▶ [INSTRUCTIONS FOR THE TASK]: Apart from the pictures, every entry below must be given again exactly.

▶ [INPUT FOR THIS TASK]:
* * * * * * *

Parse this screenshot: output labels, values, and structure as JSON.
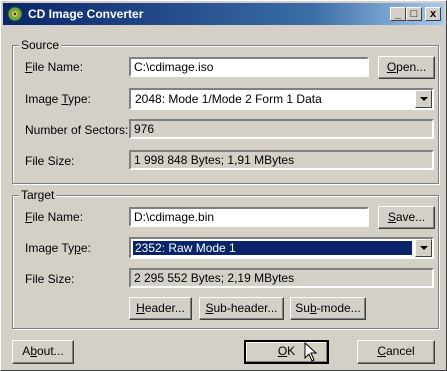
{
  "window": {
    "title": "CD Image Converter"
  },
  "titlebar_buttons": {
    "minimize": "_",
    "maximize": "□",
    "close": "x"
  },
  "source": {
    "legend": "Source",
    "file_name_label_k": "F",
    "file_name_label_rest": "ile Name:",
    "file_name_value": "C:\\cdimage.iso",
    "open_button_k": "O",
    "open_button_rest": "pen...",
    "image_type_label_pre": "Image ",
    "image_type_label_k": "T",
    "image_type_label_rest": "ype:",
    "image_type_value": "2048: Mode 1/Mode 2 Form 1 Data",
    "sectors_label": "Number of Sectors:",
    "sectors_value": "976",
    "file_size_label": "File Size:",
    "file_size_value": "1 998 848 Bytes; 1,91 MBytes"
  },
  "target": {
    "legend": "Target",
    "file_name_label_k": "F",
    "file_name_label_rest": "ile Name:",
    "file_name_value": "D:\\cdimage.bin",
    "save_button_k": "S",
    "save_button_rest": "ave...",
    "image_type_label_pre": "Image Ty",
    "image_type_label_k": "p",
    "image_type_label_rest": "e:",
    "image_type_value": "2352: Raw Mode 1",
    "file_size_label": "File Size:",
    "file_size_value": "2 295 552 Bytes; 2,19 MBytes",
    "header_button_k": "H",
    "header_button_rest": "eader...",
    "subheader_button_k": "S",
    "subheader_button_rest": "ub-header...",
    "submode_button_pre": "Su",
    "submode_button_k": "b",
    "submode_button_rest": "-mode..."
  },
  "footer": {
    "about_pre": "A",
    "about_k": "b",
    "about_rest": "out...",
    "ok_k": "O",
    "ok_rest": "K",
    "cancel_k": "C",
    "cancel_rest": "ancel"
  },
  "colors": {
    "titlebar_start": "#0a246a",
    "face": "#d4d0c8",
    "selection": "#0a246a"
  }
}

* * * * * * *

▶ [SOLVED PROBLEM]:
Parse this screenshot: output labels, values, and structure as JSON.
{
  "window": {
    "title": "CD Image Converter"
  },
  "titlebar_buttons": {
    "minimize": "_",
    "maximize": "□",
    "close": "x"
  },
  "source": {
    "legend": "Source",
    "file_name_label_k": "F",
    "file_name_label_rest": "ile Name:",
    "file_name_value": "C:\\cdimage.iso",
    "open_button_k": "O",
    "open_button_rest": "pen...",
    "image_type_label_pre": "Image ",
    "image_type_label_k": "T",
    "image_type_label_rest": "ype:",
    "image_type_value": "2048: Mode 1/Mode 2 Form 1 Data",
    "sectors_label": "Number of Sectors:",
    "sectors_value": "976",
    "file_size_label": "File Size:",
    "file_size_value": "1 998 848 Bytes; 1,91 MBytes"
  },
  "target": {
    "legend": "Target",
    "file_name_label_k": "F",
    "file_name_label_rest": "ile Name:",
    "file_name_value": "D:\\cdimage.bin",
    "save_button_k": "S",
    "save_button_rest": "ave...",
    "image_type_label_pre": "Image Ty",
    "image_type_label_k": "p",
    "image_type_label_rest": "e:",
    "image_type_value": "2352: Raw Mode 1",
    "file_size_label": "File Size:",
    "file_size_value": "2 295 552 Bytes; 2,19 MBytes",
    "header_button_k": "H",
    "header_button_rest": "eader...",
    "subheader_button_k": "S",
    "subheader_button_rest": "ub-header...",
    "submode_button_pre": "Su",
    "submode_button_k": "b",
    "submode_button_rest": "-mode..."
  },
  "footer": {
    "about_pre": "A",
    "about_k": "b",
    "about_rest": "out...",
    "ok_k": "O",
    "ok_rest": "K",
    "cancel_k": "C",
    "cancel_rest": "ancel"
  },
  "colors": {
    "titlebar_start": "#0a246a",
    "face": "#d4d0c8",
    "selection": "#0a246a"
  }
}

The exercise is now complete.